Coral bleaching and global food supply are at the center of new research efforts at UC Santa Barbara being funded by a gift from the Zegar Family Foundation. With a total donation of $1.04 million, the nonprofit organization founded by Charles “Chuck” Zegar and his wife, Merryl Snow Zegar, is supporting three new UCSB based projects aimed at finding environmental solutions.
“We knew we wanted to get involved with UC Santa Barbara, and we wanted to zoom in on something that we thought would be beneficial and that this institution has expertise in,” said Chuck, co-founder and original software architect for Bloomberg, and a trustee of the UC Santa Barbara Foundation. “We knew ocean science and the environment are UCSB’s specialties and have seen where they are doing very important work in this area. We wanted to be involved.”
Merryl, an attorney and former administrative law judge, agreed. “We first came to the university to explore many different projects for scientific investment,” she said, “ultimately deciding that, for our foundation, we wanted to really focus a lot of our efforts and energy on the environment.”
So it is that the Zegars are funding important new endeavors by two accomplished UC Santa Barbara scientists — marine biologist Ben Halpern and ecologist Deron Burkepile — that will address different aspects of climate change.
In two synergistic projects, Halpern, director of UCSB’s National Center for Ecological Analysis and Synthesis, will explore the environmental impact of food production and the impact of environmental change (notably climate change) on food.
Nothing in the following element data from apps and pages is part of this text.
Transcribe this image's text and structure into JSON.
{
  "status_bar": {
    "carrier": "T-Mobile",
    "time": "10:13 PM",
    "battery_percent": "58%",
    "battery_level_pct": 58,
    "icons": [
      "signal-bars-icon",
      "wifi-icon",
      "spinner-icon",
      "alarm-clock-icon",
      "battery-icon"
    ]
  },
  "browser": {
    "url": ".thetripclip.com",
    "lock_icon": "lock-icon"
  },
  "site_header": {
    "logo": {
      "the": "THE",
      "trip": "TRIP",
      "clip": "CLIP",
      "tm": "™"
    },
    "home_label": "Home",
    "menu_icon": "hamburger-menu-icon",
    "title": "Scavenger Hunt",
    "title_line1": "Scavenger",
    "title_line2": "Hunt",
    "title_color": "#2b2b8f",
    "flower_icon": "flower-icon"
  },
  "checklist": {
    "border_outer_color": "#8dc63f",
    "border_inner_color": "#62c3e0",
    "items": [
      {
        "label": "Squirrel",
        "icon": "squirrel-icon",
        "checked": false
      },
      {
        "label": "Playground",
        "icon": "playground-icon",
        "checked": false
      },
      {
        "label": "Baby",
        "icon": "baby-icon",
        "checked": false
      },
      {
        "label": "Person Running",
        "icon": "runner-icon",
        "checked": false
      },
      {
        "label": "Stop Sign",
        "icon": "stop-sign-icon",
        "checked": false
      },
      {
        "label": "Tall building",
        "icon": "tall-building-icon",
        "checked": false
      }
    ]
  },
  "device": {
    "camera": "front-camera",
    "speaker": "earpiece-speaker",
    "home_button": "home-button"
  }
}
Burkepile, an associate professor in UCSB’s Department of Ecology, Evolution, and Marine Biology, will synthesize data from coral bleaching events over the past several decades to determine where corals are bleaching less than expected and where they are bleaching more.
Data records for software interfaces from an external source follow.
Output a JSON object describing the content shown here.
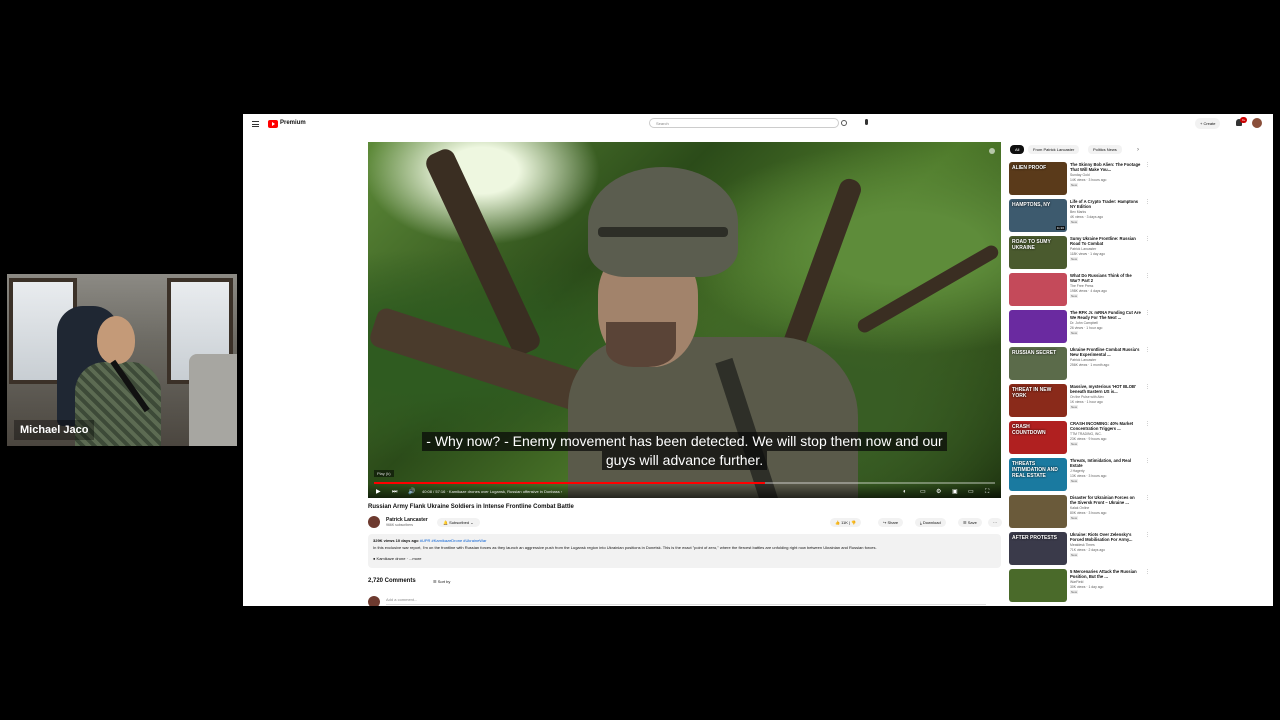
{
  "cam": {
    "name": "Michael Jaco"
  },
  "masthead": {
    "brand": "Premium",
    "search_placeholder": "Search",
    "create_label": "Create",
    "notif_count": "9+"
  },
  "player": {
    "subtitle_line1": "- Why now? - Enemy movement has been detected. We will stop them now and our",
    "subtitle_line2": "guys will advance further.",
    "chapter_label": "Play (k)",
    "time_text": "40:08 / 57:16 · Kamikaze drones over Lugansk, Russian offensive in Donbass ›",
    "progress": 0.63
  },
  "video": {
    "title": "Russian Army Flank Ukraine Soldiers in Intense Frontline Combat Battle",
    "channel": "Patrick Lancaster",
    "subscribers": "966K subscribers",
    "subscribe_label": "Subscribed",
    "likes": "11K",
    "share_label": "Share",
    "download_label": "Download",
    "save_label": "Save",
    "more_label": "···"
  },
  "description": {
    "meta": "329K views  10 days ago",
    "tags": "#UPR #KamikazeDrone #UkraineWar",
    "text": "In this exclusive war report, I'm on the frontline with Russian forces as they launch an aggressive push from the Lugansk region into Ukrainian positions in Donetsk. This is the exact \"point of zero,\" where the fiercest battles are unfolding right now between Ukrainian and Russian forces.",
    "chip": "● Kamikaze drone ·  ...more"
  },
  "comments": {
    "count": "2,720 Comments",
    "sort_label": "Sort by",
    "add_placeholder": "Add a comment..."
  },
  "chips": [
    "All",
    "From Patrick Lancaster",
    "Politics News"
  ],
  "recommendations": [
    {
      "title": "The Skinny Bob Alien: The Footage That Will Make You...",
      "channel": "Sunday Gold",
      "stats": "14K views · 3 hours ago",
      "badge": "New",
      "duration": "",
      "thumb_text": "ALIEN PROOF",
      "thumb_bg": "#5a3a1a"
    },
    {
      "title": "Life of A Crypto Trader: Hamptons NY Edition",
      "channel": "Bex Marks",
      "stats": "4K views · 3 days ago",
      "badge": "New",
      "duration": "11:36",
      "thumb_text": "HAMPTONS, NY",
      "thumb_bg": "#3d5a6e"
    },
    {
      "title": "Sumy Ukraine Frontline: Russian Road To Combat",
      "channel": "Patrick Lancaster",
      "stats": "118K views · 1 day ago",
      "badge": "New",
      "duration": "",
      "thumb_text": "ROAD TO SUMY UKRAINE",
      "thumb_bg": "#4a5a2e"
    },
    {
      "title": "What Do Russians Think of the War? Part 2",
      "channel": "The Free Press",
      "stats": "198K views · 4 days ago",
      "badge": "New",
      "duration": "",
      "thumb_text": "",
      "thumb_bg": "#c44a5a"
    },
    {
      "title": "The RFK Jr. mRNA Funding Cut Are We Ready For The Next ...",
      "channel": "Dr. John Campbell",
      "stats": "26 views · 1 hour ago",
      "badge": "New",
      "duration": "",
      "thumb_text": "",
      "thumb_bg": "#6a2aa0"
    },
    {
      "title": "Ukraine Frontline Combat Russia's New Experimental ...",
      "channel": "Patrick Lancaster",
      "stats": "256K views · 1 month ago",
      "badge": "",
      "duration": "",
      "thumb_text": "RUSSIAN SECRET",
      "thumb_bg": "#5b6b4a"
    },
    {
      "title": "Massive, mysterious 'HOT BLOB' beneath Eastern US is...",
      "channel": "On the Pulse with Alex",
      "stats": "1K views · 1 hour ago",
      "badge": "New",
      "duration": "",
      "thumb_text": "THREAT IN NEW YORK",
      "thumb_bg": "#8a2a1a"
    },
    {
      "title": "CRASH INCOMING: 40% Market Concentration Triggers ...",
      "channel": "TTM TRADING, INC.",
      "stats": "23K views · 9 hours ago",
      "badge": "New",
      "duration": "",
      "thumb_text": "CRASH COUNTDOWN",
      "thumb_bg": "#b02020"
    },
    {
      "title": "Threats, Intimidation, and Real Estate",
      "channel": "J Hagerty",
      "stats": "13K views · 3 hours ago",
      "badge": "New",
      "duration": "",
      "thumb_text": "THREATS INTIMIDATION AND REAL ESTATE",
      "thumb_bg": "#1a7aa0"
    },
    {
      "title": "Disaster for Ukrainian Forces on the Siversk Front – Ukraine ...",
      "channel": "Kalak Online",
      "stats": "80K views · 3 hours ago",
      "badge": "New",
      "duration": "",
      "thumb_text": "",
      "thumb_bg": "#6a5a3a"
    },
    {
      "title": "Ukraine: Riots Over Zelensky's Forced Mobilisation For Army...",
      "channel": "Meatdesk Times",
      "stats": "71K views · 2 days ago",
      "badge": "New",
      "duration": "",
      "thumb_text": "AFTER PROTESTS",
      "thumb_bg": "#3a3a4a"
    },
    {
      "title": "5 Mercenaries Attack the Russian Position, But the ...",
      "channel": "WarField",
      "stats": "30K views · 1 day ago",
      "badge": "New",
      "duration": "",
      "thumb_text": "",
      "thumb_bg": "#4a6a2a"
    }
  ]
}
“With funding from the Zegar Family Foundation, these projects will help put all global food production on the same ‘table’ to compare and contrast how they impact the environment and how they might change with climate change — fundamental questions for global food security and the fate of our planet,” said Halpern, also a professor at UCSB’s Bren School of Environmental Science & Management.
“We are really excited to see the results that come and, importantly, to openly share all of the data and results so that others can build on our work and take it in directions we never could have imagined. To me that’s one of the most exciting things about science — the iterative process of discovery that leverages the past and finds unexpected insights in the future.”
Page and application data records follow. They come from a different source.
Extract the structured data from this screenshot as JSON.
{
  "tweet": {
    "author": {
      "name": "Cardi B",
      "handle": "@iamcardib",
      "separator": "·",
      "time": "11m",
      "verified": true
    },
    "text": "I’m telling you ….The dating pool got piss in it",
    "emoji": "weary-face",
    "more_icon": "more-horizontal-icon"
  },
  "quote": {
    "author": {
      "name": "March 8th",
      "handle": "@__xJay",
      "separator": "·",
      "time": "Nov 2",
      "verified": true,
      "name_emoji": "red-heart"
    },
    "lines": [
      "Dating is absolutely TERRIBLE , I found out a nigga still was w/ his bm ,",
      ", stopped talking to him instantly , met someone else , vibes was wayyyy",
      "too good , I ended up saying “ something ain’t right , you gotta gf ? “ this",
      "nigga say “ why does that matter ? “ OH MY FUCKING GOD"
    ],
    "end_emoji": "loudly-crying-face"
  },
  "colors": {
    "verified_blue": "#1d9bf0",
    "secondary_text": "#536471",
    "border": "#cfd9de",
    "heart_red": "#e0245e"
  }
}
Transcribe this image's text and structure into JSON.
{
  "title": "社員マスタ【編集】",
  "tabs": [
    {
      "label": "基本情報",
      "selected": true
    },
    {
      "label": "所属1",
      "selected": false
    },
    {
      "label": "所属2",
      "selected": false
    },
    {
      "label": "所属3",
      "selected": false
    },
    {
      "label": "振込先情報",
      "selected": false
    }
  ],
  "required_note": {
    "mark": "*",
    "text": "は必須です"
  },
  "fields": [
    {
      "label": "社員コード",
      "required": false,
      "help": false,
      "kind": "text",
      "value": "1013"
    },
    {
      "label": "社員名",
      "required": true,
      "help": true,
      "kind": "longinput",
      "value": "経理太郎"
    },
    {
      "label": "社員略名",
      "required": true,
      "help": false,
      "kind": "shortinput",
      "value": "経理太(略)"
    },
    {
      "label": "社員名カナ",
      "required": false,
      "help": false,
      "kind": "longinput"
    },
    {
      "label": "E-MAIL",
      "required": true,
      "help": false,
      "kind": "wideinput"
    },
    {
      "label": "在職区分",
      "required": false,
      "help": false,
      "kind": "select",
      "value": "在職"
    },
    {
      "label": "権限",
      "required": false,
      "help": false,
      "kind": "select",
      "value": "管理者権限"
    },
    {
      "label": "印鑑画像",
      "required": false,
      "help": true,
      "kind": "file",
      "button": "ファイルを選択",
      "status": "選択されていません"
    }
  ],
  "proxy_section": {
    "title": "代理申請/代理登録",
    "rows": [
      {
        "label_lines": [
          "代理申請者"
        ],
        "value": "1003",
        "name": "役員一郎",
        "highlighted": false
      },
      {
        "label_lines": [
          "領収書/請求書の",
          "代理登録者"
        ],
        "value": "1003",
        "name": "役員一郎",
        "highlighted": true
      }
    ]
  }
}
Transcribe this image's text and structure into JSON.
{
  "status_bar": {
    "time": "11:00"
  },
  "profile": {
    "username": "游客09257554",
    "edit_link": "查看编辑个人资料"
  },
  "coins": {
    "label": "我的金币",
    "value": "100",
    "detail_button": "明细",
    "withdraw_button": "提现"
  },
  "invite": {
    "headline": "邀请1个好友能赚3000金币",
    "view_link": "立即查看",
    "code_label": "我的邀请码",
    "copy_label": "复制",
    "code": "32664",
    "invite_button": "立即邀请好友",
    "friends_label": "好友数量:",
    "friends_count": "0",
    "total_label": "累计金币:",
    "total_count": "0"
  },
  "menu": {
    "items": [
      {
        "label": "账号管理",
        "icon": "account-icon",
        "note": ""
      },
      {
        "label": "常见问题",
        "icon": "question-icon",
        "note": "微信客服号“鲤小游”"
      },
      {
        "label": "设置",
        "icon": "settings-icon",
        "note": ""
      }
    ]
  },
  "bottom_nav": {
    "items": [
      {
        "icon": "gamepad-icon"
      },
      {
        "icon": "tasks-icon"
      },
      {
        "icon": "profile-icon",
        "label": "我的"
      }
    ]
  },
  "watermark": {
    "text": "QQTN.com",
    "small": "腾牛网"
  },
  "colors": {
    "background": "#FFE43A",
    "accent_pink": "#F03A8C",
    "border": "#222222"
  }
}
The environmental focus for the Zegars is relatively new, but science has long been central to their philanthropy — in particular for Chuck, who holds advanced degrees from New York University in both computer science and biology. He is actively involved in research himself, part of a biology lab at NYU, where he also sits on the Board of Trustees.
In all of their philanthropy, the Zegars are oriented toward impact.
“To me what’s most important is the bang for the buck and how you move the needle,” Merryl said. “Don’t just throw money at something — take time to understand what a program is doing and how it can create the impact you want. You have to find your passion and really work toward something that has meaning to you. It’s all about passion and impact.”